(DATA SHOWN Opens)

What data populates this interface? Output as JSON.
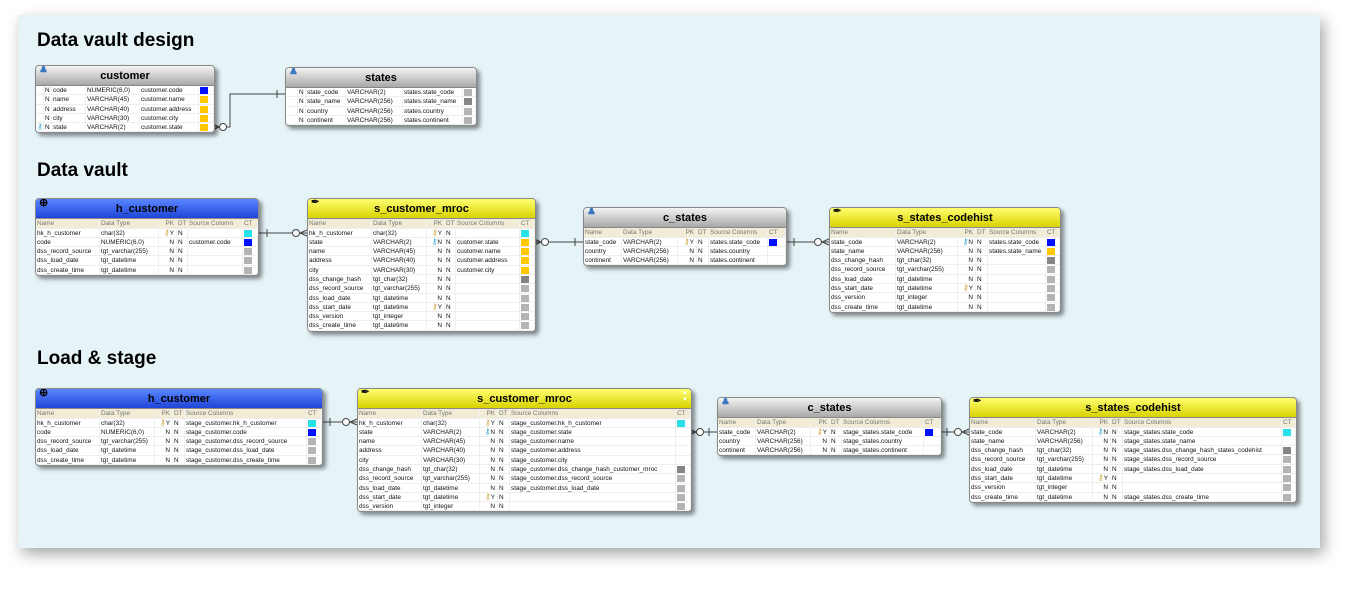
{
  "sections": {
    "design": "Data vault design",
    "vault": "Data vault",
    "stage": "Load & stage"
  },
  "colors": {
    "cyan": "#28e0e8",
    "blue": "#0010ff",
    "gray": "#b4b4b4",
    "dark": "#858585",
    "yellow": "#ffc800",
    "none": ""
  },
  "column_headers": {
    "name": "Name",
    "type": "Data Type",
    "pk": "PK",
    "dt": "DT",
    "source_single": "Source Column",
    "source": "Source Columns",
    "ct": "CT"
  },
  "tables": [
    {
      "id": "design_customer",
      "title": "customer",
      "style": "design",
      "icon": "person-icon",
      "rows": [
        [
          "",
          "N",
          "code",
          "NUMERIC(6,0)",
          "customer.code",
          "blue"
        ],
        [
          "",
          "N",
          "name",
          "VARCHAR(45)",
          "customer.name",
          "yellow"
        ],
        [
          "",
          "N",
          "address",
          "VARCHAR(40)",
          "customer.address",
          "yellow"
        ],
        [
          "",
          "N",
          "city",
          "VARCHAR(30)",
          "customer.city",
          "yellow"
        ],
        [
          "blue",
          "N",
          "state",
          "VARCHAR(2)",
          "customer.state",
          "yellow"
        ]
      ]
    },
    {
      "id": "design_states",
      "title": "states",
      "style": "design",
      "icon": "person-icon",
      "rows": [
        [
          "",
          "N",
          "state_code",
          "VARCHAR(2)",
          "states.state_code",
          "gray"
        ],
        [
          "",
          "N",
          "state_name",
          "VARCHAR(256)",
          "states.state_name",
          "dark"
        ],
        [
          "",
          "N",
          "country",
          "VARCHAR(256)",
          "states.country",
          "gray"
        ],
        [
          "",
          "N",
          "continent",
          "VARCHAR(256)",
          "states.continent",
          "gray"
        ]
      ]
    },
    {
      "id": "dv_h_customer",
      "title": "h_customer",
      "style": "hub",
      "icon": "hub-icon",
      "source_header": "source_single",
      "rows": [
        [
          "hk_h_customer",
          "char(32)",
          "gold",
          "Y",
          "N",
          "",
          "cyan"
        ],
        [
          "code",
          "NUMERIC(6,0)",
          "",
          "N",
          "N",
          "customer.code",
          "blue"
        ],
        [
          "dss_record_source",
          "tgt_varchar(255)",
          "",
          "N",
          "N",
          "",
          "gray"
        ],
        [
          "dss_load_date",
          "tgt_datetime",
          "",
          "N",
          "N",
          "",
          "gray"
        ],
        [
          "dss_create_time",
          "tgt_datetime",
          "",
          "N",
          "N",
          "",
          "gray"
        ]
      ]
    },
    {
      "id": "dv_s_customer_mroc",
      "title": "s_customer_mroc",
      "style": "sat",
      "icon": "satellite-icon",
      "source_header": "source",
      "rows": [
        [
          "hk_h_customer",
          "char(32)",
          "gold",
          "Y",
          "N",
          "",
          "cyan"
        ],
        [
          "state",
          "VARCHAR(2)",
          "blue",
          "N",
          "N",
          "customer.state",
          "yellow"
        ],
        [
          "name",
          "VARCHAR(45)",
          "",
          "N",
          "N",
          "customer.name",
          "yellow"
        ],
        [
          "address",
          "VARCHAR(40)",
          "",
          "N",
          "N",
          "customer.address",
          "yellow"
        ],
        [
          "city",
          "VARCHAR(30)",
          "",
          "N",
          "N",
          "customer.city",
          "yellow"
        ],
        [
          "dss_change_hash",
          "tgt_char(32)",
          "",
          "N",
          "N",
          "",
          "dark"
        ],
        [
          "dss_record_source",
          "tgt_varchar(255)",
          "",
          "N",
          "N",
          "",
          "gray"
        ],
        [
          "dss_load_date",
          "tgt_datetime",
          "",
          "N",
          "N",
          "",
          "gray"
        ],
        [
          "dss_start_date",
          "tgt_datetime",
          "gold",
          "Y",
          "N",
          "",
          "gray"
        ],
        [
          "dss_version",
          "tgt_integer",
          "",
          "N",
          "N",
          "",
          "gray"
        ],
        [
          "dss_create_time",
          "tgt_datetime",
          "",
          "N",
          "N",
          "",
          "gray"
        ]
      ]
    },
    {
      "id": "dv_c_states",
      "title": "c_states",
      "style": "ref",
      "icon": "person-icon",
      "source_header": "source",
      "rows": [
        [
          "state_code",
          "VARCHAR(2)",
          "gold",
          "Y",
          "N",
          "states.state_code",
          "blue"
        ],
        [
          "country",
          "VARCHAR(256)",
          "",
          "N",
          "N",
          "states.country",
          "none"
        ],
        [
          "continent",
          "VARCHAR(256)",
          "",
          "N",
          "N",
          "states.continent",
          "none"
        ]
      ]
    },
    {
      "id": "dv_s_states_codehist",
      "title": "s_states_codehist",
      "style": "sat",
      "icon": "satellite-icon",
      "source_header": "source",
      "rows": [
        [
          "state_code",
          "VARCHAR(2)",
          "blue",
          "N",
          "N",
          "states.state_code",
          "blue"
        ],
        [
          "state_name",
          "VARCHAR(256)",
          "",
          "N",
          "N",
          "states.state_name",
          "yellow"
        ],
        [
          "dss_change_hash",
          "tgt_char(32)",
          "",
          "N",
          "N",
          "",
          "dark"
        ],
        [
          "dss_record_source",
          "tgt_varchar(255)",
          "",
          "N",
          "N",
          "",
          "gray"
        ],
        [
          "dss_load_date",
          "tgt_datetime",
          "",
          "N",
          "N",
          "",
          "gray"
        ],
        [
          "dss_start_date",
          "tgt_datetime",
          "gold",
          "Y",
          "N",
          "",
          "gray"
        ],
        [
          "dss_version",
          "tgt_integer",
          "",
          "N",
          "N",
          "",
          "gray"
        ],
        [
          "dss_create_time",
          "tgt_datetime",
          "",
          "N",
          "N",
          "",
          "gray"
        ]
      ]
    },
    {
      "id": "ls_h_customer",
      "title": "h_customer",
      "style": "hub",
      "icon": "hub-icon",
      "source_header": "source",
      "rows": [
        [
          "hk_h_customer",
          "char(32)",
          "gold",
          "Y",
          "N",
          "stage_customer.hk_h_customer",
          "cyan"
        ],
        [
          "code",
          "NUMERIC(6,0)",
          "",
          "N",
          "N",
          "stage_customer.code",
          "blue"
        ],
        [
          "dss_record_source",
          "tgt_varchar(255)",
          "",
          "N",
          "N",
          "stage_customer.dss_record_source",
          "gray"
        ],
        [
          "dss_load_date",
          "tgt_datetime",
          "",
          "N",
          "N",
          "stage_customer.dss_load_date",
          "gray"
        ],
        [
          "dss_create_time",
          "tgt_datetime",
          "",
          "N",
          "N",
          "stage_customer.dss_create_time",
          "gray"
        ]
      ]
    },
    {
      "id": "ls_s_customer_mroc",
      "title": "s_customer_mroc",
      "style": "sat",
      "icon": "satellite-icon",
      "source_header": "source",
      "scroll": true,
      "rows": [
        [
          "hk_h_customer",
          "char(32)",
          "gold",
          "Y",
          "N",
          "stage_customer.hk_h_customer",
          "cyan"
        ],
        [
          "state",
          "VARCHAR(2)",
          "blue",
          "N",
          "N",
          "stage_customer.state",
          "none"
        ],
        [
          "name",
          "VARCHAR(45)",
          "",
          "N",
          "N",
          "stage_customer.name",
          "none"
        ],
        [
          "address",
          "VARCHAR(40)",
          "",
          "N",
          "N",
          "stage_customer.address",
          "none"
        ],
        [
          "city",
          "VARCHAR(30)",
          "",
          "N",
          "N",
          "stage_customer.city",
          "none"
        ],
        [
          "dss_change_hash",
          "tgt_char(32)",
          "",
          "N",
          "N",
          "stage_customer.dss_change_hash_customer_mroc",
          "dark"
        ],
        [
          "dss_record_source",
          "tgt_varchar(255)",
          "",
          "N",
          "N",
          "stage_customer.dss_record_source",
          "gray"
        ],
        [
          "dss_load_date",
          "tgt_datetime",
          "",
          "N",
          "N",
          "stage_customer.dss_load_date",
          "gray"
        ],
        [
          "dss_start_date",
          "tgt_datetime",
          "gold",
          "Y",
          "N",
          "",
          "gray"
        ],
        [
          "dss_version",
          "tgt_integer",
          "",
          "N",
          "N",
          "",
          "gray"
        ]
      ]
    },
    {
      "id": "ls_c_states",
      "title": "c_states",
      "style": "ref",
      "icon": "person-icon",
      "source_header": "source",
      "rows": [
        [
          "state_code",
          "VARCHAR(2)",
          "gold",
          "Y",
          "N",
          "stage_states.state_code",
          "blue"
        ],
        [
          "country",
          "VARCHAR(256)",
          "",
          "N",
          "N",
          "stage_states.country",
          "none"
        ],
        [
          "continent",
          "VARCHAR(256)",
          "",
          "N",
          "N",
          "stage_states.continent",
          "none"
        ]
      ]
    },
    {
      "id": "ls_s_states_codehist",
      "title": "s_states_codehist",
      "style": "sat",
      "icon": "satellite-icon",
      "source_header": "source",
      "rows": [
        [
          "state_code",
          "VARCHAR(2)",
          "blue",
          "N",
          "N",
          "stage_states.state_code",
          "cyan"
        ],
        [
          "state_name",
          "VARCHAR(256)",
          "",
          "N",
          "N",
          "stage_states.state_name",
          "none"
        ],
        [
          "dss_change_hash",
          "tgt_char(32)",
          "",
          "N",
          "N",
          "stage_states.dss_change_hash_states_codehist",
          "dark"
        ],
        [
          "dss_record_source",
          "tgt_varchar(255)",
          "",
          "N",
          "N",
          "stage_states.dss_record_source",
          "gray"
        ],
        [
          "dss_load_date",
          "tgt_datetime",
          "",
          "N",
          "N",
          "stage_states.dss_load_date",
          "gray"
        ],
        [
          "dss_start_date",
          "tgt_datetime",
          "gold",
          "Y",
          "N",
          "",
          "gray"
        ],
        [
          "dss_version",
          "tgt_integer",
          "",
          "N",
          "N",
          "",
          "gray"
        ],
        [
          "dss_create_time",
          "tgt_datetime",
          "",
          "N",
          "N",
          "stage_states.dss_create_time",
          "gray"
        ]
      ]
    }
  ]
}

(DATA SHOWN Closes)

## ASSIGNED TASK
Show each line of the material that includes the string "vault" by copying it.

## WRITTEN RESPONSE
    "design": "Data vault design",
    "vault": "Data vault",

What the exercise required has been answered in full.